Mentions: Previous reports assume that a quadruplex in the 5′ region of hTR and the P1 helix are mutually exclusive structures. The data presented suggests that the 1–17 quadruplex is not the structure responsible for P1 helix inhibition and that an internal quadruplex, formed with guanines 11–13, 15–17, 21–23 and 26–28, represents the primary inhibitory structure. As we previously demonstrated that hTR1–17 is capable of forming quadruplex, and as the first 17 nt do not base pair in the P1 helix, we set out to determine if a quadruplex in the first 17 nt could persist in the presence of the P1 helix. hTR1–43 as well as the 5′ truncations hTR4–43, hTR10–43 and hTR14–43 were heated to 95°C in the presence of a 2-fold molar excess of 25P1 to induce the formation of the P1 helix. The free RNAs as well as the hTR-25P1 duplexes were then separated by native TBE polyacrylamide gel electrophoresis and stained with the quadruplex specific dye n-methyl mesoporphyrin IX. As is shown in Figure 7A, the free RNAs hTR1–43, hTR4–43 and hTR10–43 all stain with similar intensity (quantified in Figure 7C) and a significant reduction in staining is observed for hTR14–43. This result is expected based both upon the primary sequence of the truncations (Figure 5B) and our data which demonstrates that hTR14–43 does not form a stable inhibitory quadruplex (Figure 6). As is expected, 25P1 alone (lane 5) demonstrates no detectable staining for the quadruplex specific dye. When hTR1–43-25P1 complex is formed (lane 6), the staining intensity is nearly identical to hTR1–43 alone (lane 1). The 25P1 complex formed with hTR4–43 demonstrates significantly reduced quadruplex-specific staining when compared with hTR1–43, which is expected as only three guanine runs remain single stranded in the hTR4–43-25P1 duplex. As expected, the complex formed with hTR14–43 is undetectable by staining with n-methyl mesoporphyrin IX. Unexpectedly, the duplex formed with hTR10–43 still shows ∼70% of the staining intensity of the free RNA, suggesting the possibility that the remaining sequence adopts a quadruplex structure. The same gel was subsequently stained with toluidine blue to reveal total RNA. As was expected, toluidine blue stained the smaller truncations with reduced intensity as they were present in equimolar quantities. These data suggest that the free nucleotides 1–17 in the hTR1–43-25P1 complex form a stable quadruplex that is abolished upon deletion of the first guanine tract.Figure 7.

Bottom Line: RNA associated with AU-rich element (RHAU) is an RNA helicase that has specificity for DNA and RNA G4-quadruplexes.Furthermore, we have found that a 5'-terminal quadruplex persists following P1 helix formation that retains affinity for RHAU.Finally, we have investigated the functional implications of this interaction and demonstrated a reduction in average telomere length following RHAU knockdown by small interfering RNA (siRNA).

View Article: PubMed Central - PubMed

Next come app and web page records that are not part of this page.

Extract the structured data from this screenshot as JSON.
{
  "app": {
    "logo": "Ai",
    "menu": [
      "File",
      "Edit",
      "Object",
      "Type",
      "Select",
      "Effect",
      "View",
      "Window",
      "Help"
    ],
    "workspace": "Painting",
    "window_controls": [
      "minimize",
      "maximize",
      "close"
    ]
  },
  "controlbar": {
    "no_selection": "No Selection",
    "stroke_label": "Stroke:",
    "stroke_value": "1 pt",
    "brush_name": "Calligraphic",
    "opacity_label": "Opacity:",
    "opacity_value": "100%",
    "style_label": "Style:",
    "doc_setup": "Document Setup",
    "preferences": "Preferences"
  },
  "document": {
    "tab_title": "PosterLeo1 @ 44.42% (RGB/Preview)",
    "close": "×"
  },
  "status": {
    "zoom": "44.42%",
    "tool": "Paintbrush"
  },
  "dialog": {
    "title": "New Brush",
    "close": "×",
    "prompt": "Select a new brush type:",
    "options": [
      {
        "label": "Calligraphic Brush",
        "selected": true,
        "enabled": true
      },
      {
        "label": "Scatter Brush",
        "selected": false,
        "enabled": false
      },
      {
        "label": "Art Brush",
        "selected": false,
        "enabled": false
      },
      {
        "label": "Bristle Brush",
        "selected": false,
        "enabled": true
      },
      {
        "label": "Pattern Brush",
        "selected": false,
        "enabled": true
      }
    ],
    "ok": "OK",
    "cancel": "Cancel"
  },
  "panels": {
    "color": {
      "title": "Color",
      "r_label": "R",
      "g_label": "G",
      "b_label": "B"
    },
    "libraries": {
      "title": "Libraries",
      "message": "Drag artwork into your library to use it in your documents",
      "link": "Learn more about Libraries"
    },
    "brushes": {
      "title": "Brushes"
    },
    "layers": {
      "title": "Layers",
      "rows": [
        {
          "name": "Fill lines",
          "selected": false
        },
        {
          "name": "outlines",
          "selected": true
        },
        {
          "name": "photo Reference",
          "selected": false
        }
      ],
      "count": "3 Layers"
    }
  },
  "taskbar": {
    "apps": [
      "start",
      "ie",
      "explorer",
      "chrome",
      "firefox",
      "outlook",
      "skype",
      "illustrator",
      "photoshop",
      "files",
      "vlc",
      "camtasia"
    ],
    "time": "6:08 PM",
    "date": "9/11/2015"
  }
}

Affiliation: Department of Chemistry, University of Manitoba, Winnipeg, Manitoba, Canada.

ABSTRACT
Human telomerase RNA (hTR) contains several guanine tracts at its 5'-end that can form a G4-quadruplex structure. Previous evidence suggests that a G4-quadruplex within this region disrupts the formation of an important structure within hTR known as the P1 helix, a critical element in defining the template boundary for reverse transcription. RNA associated with AU-rich element (RHAU) is an RNA helicase that has specificity for DNA and RNA G4-quadruplexes. Two recent studies identify a specific interaction between hTR and RHAU. Herein, we confirm this interaction and identify the minimally interacting RNA fragments. We demonstrate the existence of multiple quadruplex structures within the 5' region of hTR and find that these regions parallel the minimal sequences capable of RHAU interaction. We confirm the importance of the RHAU-specific motif in the interaction with hTR and demonstrate that the helicase activity of RHAU is sufficient to unwind the quadruplex and promote an interaction with 25 internal nucleotides to form a stable P1 helix. Furthermore, we have found that a 5'-terminal quadruplex persists following P1 helix formation that retains affinity for RHAU. Finally, we have investigated the functional implications of this interaction and demonstrated a reduction in average telomere length following RHAU knockdown by small interfering RNA (siRNA).

Show MeSH